▶ What you should do: Scan the listing below for "screenshot", then report every line that has it.

▶ Recorded information:
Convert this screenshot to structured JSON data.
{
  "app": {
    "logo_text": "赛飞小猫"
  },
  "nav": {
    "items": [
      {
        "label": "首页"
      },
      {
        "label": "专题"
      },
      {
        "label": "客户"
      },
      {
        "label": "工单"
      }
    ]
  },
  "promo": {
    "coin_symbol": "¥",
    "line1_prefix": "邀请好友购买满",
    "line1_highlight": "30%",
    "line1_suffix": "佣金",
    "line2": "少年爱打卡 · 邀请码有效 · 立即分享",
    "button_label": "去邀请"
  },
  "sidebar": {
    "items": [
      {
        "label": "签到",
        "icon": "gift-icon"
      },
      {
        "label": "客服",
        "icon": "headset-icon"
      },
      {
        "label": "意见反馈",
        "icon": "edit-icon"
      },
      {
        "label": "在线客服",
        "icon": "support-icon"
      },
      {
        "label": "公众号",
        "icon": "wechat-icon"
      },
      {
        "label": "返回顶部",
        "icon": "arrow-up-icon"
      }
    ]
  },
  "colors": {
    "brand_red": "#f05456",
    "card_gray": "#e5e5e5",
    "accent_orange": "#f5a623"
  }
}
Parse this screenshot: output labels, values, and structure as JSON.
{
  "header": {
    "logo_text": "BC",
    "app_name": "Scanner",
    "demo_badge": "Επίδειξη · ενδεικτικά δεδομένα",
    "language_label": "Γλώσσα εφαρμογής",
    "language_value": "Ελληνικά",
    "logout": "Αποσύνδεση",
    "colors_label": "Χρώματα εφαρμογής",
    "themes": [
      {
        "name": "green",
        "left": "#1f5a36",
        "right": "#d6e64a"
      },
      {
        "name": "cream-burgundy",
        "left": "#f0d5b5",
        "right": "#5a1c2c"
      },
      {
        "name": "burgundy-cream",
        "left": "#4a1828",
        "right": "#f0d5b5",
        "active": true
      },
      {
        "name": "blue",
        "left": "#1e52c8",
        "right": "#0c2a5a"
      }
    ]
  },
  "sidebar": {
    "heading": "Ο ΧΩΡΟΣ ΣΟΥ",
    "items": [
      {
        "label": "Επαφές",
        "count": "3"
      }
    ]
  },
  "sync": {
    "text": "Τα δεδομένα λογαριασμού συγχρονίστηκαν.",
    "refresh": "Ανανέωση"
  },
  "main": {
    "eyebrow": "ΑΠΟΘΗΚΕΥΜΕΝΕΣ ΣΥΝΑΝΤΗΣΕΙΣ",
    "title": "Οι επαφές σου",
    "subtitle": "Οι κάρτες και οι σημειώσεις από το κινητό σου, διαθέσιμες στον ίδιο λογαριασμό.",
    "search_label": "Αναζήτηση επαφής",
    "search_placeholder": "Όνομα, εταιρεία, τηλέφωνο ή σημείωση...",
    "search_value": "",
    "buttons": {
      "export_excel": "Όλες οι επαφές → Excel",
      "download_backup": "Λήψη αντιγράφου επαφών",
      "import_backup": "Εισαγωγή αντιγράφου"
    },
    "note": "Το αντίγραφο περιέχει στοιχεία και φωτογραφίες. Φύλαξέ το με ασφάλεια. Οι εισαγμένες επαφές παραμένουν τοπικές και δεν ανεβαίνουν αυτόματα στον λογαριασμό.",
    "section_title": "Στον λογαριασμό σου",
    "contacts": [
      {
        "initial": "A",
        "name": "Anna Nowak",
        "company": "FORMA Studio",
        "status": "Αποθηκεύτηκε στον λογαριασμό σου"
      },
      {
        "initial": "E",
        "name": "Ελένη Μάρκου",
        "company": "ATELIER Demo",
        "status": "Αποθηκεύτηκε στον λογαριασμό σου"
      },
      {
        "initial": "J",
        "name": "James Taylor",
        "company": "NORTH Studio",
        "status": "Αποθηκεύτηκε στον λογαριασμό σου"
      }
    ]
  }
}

▶ Solution to the problem:
Convert this screenshot to structured JSON data.
Parse this screenshot: output labels, values, and structure as JSON.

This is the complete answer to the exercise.